**GIVEN ENTRIES:**
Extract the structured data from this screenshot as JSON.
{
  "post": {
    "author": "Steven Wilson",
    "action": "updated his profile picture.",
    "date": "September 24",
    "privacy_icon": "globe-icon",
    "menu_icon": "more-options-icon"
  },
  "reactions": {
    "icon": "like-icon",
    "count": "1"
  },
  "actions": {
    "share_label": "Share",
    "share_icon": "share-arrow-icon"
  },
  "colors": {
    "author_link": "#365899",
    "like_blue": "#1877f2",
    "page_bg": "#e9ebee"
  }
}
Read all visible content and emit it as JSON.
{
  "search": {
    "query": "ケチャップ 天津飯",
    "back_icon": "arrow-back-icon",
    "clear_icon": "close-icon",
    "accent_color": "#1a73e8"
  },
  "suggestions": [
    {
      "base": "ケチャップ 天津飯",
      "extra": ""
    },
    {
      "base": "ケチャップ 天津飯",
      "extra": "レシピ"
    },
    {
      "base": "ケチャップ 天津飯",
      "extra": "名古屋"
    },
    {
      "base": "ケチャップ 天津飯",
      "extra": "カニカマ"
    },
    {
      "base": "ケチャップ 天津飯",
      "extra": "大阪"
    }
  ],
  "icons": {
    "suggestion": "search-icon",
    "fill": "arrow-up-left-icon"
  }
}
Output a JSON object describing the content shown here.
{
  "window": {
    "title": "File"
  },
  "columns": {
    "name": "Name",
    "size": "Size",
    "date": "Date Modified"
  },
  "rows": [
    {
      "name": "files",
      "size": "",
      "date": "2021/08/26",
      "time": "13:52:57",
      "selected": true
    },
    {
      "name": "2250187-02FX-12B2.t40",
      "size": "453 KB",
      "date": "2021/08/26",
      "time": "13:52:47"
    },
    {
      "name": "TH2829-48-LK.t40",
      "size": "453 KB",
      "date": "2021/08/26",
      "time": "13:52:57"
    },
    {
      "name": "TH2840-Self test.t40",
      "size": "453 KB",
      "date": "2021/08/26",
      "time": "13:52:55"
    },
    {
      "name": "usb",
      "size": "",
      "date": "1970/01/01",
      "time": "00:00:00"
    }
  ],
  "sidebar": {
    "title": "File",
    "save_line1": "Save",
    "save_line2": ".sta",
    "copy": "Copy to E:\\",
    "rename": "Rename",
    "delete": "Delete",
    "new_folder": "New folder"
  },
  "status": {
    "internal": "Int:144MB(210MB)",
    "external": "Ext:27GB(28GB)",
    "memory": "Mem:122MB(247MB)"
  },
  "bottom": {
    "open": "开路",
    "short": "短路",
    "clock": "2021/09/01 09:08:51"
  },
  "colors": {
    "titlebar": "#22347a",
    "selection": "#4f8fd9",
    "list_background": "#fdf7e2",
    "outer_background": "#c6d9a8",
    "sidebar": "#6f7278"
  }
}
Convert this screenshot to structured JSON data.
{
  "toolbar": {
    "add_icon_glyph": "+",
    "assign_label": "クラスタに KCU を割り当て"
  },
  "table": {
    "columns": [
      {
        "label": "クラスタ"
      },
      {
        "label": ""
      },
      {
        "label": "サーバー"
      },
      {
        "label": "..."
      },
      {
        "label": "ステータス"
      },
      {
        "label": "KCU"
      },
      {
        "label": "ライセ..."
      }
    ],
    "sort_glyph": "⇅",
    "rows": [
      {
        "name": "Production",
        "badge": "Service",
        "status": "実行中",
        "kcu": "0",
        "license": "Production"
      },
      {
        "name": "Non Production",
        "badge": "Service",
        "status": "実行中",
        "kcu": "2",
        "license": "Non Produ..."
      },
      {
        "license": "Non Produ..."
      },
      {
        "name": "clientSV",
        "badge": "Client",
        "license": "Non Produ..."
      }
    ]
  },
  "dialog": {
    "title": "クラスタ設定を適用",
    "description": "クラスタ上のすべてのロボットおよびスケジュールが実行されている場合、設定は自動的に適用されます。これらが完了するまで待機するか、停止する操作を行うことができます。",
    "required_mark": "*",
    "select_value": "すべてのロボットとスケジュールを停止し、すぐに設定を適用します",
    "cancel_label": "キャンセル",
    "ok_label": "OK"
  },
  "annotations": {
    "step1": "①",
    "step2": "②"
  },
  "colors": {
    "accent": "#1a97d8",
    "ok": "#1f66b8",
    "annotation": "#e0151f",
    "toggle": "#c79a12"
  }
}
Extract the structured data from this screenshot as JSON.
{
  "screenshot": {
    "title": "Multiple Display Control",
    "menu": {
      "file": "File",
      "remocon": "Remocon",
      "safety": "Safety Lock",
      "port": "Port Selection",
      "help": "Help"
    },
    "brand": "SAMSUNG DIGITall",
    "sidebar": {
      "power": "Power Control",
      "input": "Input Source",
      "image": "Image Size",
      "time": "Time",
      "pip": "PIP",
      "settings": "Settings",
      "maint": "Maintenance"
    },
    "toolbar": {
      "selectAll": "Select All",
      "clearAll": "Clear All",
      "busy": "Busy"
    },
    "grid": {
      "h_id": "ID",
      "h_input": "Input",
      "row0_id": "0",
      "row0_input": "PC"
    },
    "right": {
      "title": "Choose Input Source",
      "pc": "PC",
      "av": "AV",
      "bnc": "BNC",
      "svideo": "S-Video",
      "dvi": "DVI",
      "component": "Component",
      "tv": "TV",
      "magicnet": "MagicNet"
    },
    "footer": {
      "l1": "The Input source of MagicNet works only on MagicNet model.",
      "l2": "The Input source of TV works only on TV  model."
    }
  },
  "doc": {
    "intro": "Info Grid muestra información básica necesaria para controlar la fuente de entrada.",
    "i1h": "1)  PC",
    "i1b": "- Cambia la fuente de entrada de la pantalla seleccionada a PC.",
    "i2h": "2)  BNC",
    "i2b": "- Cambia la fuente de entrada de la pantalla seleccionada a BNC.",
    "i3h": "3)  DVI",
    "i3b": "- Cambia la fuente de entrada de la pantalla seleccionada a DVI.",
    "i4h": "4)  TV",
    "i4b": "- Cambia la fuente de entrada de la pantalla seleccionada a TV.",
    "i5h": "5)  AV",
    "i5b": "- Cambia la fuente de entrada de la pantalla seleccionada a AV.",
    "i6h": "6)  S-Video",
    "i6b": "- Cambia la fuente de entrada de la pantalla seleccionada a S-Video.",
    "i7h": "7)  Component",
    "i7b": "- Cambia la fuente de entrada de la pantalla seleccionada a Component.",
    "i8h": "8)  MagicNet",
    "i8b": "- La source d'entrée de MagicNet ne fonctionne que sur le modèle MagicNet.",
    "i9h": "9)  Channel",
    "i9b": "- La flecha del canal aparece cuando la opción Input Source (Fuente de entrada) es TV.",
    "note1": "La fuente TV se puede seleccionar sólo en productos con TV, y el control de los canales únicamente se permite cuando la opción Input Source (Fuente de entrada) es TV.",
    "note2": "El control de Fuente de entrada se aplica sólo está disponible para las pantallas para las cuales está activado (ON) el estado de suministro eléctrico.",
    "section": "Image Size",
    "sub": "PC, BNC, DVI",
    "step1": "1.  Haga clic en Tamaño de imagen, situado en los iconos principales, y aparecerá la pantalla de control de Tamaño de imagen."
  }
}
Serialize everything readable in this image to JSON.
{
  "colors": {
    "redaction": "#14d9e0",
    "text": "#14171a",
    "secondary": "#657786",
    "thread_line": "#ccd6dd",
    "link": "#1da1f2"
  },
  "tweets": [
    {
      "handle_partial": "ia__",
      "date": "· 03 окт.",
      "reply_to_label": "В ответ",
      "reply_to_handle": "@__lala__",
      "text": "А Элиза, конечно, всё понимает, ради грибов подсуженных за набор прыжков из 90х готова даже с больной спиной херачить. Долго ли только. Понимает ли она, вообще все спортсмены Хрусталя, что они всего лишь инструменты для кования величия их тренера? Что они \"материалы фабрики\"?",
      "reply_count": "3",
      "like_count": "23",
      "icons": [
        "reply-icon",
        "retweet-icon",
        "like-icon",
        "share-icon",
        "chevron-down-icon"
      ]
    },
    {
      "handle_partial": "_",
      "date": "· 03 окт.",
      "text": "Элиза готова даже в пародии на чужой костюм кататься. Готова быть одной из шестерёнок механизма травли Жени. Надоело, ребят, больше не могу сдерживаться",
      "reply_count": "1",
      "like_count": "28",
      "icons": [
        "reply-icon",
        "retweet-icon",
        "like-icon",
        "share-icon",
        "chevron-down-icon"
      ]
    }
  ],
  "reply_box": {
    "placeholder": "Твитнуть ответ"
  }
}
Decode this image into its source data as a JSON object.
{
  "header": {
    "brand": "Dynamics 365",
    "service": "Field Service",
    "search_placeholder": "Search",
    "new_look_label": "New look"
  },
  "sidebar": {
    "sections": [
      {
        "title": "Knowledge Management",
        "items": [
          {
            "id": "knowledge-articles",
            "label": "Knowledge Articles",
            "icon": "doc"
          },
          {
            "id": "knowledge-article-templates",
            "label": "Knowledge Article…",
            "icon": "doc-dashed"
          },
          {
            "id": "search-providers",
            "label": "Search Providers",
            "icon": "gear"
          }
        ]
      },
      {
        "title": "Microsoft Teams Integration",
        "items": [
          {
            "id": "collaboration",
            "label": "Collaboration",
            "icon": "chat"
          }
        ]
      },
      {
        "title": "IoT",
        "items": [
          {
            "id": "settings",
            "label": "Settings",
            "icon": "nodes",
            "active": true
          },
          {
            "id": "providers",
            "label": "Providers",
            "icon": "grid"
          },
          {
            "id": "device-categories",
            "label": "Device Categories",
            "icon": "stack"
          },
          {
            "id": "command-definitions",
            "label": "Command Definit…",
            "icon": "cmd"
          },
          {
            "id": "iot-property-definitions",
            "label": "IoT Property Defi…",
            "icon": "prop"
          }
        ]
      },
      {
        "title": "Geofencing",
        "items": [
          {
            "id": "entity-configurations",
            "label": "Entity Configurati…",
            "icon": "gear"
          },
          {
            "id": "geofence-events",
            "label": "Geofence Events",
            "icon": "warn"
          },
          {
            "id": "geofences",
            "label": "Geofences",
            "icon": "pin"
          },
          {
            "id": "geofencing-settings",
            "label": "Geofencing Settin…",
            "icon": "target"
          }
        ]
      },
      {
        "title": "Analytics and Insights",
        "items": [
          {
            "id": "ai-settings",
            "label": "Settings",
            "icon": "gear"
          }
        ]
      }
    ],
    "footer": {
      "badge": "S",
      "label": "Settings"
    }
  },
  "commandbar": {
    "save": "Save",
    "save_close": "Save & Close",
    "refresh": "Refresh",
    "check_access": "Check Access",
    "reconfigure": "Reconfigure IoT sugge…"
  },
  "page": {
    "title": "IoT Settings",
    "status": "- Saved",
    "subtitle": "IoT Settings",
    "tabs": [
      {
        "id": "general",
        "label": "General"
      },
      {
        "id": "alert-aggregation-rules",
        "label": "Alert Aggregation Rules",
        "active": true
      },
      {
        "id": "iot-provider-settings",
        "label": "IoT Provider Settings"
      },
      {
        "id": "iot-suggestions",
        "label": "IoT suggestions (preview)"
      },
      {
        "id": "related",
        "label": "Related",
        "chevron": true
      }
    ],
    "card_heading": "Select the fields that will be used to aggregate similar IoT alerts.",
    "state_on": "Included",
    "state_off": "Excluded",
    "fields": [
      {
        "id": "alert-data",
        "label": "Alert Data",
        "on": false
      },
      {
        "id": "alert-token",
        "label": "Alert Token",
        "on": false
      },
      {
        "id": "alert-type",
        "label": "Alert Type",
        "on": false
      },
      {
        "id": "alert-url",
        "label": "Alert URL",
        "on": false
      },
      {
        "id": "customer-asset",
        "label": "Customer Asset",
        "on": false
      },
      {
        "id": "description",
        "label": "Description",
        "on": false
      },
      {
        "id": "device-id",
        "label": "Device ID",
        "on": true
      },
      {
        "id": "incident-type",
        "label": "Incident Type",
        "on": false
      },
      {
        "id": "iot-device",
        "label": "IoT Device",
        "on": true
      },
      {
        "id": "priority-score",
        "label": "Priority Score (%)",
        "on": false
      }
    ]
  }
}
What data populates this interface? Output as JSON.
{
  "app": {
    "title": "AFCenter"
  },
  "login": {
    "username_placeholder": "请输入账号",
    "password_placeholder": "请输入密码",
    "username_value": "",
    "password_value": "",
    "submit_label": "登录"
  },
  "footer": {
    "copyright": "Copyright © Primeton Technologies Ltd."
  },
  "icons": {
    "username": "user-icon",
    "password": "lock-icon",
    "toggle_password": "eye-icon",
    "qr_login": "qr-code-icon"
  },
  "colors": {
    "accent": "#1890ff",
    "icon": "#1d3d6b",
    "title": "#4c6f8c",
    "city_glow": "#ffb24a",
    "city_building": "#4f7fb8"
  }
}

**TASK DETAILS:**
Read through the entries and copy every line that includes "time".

**ANSWER TO THE PROBLEM:**
      "time": "13:52:57",
      "time": "13:52:47"
      "time": "13:52:57"
      "time": "13:52:55"
      "time": "00:00:00"
      "time": "Time",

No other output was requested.